My yoga teacher, Krishna, has taught me something more than asanas. A Malayalam speaker, he is not as fluent in English. Besides, he seems to be a reticent personality and is frugal with words. Ever since he started teaching me yoga four months ago, we must have barely spoken a few dozen full sentences to one another. And yet, without saying much, he manages to communicate extremely well.
Initially, if he had to teach me a step, he’d just get down on the floor and demonstrate it. Now, since I’ve learnt most of the poses, he has other means of communicating. He uses his eyes, and sometimes his hands — in and out, up and down — to indicate what I need to do next. Or he will shake his head, or mildly lift his chin. He may smile slightly — either in approval or mock reprimand. He claps once, softly, when I’ve held any pose enough.
After just a few weeks of communicating this way, along with the newfound sense of silence I had discovered inside me, I began to observe and enjoy this form of connecting with people. Without speaking out our minds, I noticed how humans and animals could still express entire volumes about ourselves. I noticed how a single look or glance could uplift or devastate; how a raised eyebrow or a twitch of the lips could embolden or disempower. I noticed how language was quite irrelevant most of the time. We all smile in the same language.
I marvelled at how oblivious I was to this form of communication. Though humans understand body language intuitively, we rarely realise how much we can say without speaking out loud. As a writer, especially, I am prone to relying on words to express myself. I’ve now realised what a limited world that can be.

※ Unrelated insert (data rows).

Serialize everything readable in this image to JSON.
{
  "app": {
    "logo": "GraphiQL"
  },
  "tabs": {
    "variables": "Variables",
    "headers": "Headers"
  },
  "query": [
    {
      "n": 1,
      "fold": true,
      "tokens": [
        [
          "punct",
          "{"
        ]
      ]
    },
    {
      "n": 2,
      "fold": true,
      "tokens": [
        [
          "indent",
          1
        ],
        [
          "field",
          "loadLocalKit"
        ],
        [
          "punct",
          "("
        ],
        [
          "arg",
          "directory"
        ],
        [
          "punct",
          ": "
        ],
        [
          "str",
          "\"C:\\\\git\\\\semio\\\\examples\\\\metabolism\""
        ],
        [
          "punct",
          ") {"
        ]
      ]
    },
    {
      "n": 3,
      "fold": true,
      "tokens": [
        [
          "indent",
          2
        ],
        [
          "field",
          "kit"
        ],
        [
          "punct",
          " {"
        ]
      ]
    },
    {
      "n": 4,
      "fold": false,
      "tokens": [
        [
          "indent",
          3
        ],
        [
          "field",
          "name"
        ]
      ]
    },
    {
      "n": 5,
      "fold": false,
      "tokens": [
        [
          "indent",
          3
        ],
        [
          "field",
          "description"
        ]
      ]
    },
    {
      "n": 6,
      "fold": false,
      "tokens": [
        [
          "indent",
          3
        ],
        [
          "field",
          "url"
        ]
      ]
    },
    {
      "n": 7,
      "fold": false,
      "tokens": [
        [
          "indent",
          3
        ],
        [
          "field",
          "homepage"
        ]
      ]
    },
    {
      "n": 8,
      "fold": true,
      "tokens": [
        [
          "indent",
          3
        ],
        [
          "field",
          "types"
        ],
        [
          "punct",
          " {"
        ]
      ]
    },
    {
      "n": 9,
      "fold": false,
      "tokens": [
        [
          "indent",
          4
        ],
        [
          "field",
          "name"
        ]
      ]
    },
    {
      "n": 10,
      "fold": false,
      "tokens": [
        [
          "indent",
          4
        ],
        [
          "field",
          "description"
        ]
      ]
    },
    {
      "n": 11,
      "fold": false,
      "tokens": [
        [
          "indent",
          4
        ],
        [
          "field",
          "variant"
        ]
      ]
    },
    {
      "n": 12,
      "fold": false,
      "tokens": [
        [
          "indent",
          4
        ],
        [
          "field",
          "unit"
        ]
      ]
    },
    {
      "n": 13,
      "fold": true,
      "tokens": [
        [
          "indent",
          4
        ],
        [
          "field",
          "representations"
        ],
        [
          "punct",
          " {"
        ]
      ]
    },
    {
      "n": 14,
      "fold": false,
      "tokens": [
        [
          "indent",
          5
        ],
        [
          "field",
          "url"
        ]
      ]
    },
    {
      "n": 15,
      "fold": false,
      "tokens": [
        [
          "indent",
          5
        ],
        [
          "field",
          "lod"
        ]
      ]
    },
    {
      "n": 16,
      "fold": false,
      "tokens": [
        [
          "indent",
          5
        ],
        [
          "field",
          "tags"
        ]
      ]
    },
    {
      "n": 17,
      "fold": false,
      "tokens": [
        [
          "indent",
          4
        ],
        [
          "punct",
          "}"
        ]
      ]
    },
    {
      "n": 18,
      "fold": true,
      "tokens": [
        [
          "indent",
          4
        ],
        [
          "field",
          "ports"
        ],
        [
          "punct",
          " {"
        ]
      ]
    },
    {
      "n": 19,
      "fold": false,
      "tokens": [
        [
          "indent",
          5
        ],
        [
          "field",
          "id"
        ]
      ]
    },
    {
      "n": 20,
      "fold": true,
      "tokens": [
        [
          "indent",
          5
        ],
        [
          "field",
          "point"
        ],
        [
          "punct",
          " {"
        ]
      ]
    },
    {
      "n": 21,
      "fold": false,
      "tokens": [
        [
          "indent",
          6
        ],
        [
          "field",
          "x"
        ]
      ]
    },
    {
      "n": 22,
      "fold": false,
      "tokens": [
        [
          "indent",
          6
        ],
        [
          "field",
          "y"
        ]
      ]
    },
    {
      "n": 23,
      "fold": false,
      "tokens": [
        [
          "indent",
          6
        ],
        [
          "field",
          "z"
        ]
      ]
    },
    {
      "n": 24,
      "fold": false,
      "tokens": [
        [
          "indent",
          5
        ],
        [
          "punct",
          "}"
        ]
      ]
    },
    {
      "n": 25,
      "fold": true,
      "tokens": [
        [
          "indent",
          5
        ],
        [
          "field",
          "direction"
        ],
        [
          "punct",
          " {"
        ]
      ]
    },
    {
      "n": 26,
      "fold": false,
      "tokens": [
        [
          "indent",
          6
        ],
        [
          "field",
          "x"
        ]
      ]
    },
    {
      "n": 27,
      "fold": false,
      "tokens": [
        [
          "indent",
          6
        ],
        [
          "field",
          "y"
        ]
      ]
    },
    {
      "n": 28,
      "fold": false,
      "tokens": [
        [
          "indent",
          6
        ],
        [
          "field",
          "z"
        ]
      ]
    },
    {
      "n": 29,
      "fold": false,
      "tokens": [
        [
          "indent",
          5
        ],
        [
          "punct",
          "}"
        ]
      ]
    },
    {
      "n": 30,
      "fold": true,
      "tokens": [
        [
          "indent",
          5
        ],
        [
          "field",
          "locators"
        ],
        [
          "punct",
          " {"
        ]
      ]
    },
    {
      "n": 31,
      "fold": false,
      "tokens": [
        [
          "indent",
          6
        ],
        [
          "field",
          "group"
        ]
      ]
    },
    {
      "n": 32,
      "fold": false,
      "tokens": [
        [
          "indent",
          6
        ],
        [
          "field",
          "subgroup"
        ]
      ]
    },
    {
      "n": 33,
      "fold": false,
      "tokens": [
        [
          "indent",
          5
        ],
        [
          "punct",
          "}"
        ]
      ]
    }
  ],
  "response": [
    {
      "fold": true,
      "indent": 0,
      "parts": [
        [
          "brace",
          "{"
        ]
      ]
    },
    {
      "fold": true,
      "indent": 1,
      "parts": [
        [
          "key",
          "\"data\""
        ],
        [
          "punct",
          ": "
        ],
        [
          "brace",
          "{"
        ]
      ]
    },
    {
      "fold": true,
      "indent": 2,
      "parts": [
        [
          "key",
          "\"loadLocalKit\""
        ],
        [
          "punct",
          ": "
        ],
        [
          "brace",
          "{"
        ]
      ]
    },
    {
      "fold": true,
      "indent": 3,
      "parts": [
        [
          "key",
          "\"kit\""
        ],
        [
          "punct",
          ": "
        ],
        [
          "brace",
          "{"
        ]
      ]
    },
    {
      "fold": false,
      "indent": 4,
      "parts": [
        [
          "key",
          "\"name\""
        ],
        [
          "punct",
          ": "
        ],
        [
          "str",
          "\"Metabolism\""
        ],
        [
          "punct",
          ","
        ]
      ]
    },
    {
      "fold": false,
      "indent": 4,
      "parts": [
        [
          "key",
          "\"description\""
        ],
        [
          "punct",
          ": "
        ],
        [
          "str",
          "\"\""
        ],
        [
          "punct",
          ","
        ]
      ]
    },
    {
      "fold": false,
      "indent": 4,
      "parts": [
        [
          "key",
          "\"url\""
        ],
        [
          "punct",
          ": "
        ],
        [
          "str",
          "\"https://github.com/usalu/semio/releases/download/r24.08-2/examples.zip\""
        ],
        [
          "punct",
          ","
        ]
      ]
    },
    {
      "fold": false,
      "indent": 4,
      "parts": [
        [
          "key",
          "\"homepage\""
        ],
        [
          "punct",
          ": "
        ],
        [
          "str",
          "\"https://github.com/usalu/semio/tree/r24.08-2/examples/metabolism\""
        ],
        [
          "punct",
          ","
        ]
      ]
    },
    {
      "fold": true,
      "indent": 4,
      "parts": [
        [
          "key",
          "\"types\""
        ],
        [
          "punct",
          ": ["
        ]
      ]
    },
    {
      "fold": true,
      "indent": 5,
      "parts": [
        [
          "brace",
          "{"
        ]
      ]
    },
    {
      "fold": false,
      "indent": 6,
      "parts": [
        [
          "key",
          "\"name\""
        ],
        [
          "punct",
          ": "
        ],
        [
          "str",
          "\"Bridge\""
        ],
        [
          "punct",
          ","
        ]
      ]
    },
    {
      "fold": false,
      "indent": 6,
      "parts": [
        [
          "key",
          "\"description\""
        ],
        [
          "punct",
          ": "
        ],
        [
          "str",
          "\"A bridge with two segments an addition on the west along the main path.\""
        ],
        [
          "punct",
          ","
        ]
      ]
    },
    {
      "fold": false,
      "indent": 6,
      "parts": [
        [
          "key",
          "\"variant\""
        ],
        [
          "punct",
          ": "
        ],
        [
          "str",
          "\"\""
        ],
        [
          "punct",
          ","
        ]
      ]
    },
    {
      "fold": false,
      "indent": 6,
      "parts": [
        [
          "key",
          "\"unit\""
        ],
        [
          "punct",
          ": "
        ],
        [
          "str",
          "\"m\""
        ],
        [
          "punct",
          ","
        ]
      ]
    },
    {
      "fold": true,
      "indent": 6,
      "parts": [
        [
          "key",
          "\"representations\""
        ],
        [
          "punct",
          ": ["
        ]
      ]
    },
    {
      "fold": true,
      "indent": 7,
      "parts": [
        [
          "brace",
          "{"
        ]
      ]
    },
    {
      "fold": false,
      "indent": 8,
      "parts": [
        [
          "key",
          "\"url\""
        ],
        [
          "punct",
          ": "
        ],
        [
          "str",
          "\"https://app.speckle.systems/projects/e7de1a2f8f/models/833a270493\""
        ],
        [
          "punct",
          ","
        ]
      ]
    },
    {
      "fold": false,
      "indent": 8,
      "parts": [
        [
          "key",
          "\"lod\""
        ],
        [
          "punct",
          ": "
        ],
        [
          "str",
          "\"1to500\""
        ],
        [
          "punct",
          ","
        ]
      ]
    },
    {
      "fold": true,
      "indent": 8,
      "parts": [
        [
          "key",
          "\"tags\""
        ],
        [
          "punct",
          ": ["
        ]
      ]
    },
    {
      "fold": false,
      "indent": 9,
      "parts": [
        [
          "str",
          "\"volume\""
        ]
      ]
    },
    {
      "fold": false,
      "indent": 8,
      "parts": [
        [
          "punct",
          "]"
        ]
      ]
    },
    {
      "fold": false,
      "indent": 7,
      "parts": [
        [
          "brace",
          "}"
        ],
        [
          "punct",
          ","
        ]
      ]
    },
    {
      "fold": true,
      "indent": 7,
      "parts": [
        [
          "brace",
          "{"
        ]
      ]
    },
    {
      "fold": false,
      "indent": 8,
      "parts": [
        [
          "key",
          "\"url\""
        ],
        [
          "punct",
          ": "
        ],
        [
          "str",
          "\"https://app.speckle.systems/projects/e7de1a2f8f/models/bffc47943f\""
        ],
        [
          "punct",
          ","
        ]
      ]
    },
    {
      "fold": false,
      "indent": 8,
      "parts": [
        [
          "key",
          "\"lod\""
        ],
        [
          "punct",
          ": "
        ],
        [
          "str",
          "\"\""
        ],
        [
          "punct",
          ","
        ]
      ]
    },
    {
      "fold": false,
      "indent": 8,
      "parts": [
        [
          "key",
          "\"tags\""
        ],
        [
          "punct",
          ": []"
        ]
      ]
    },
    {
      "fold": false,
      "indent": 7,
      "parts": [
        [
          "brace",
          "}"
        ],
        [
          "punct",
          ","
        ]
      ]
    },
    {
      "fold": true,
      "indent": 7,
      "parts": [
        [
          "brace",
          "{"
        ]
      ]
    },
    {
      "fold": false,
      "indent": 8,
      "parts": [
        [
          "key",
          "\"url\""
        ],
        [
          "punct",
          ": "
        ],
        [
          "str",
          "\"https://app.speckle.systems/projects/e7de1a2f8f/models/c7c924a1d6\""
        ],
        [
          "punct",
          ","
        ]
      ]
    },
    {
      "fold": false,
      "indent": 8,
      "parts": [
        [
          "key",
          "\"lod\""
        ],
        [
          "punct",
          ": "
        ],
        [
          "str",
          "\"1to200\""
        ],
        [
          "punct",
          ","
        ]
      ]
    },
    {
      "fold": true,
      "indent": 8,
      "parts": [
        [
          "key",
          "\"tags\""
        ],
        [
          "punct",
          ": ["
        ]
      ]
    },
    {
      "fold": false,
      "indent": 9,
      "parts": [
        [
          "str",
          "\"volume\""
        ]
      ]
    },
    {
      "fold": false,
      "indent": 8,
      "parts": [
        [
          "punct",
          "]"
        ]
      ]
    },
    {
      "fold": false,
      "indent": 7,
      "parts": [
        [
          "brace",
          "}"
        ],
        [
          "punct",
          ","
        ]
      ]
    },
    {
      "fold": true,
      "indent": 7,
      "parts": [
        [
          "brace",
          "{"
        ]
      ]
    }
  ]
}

A whole new dimension has opened itself up to me. Who knows what the next day, the next glance, the next nod is going to teach me?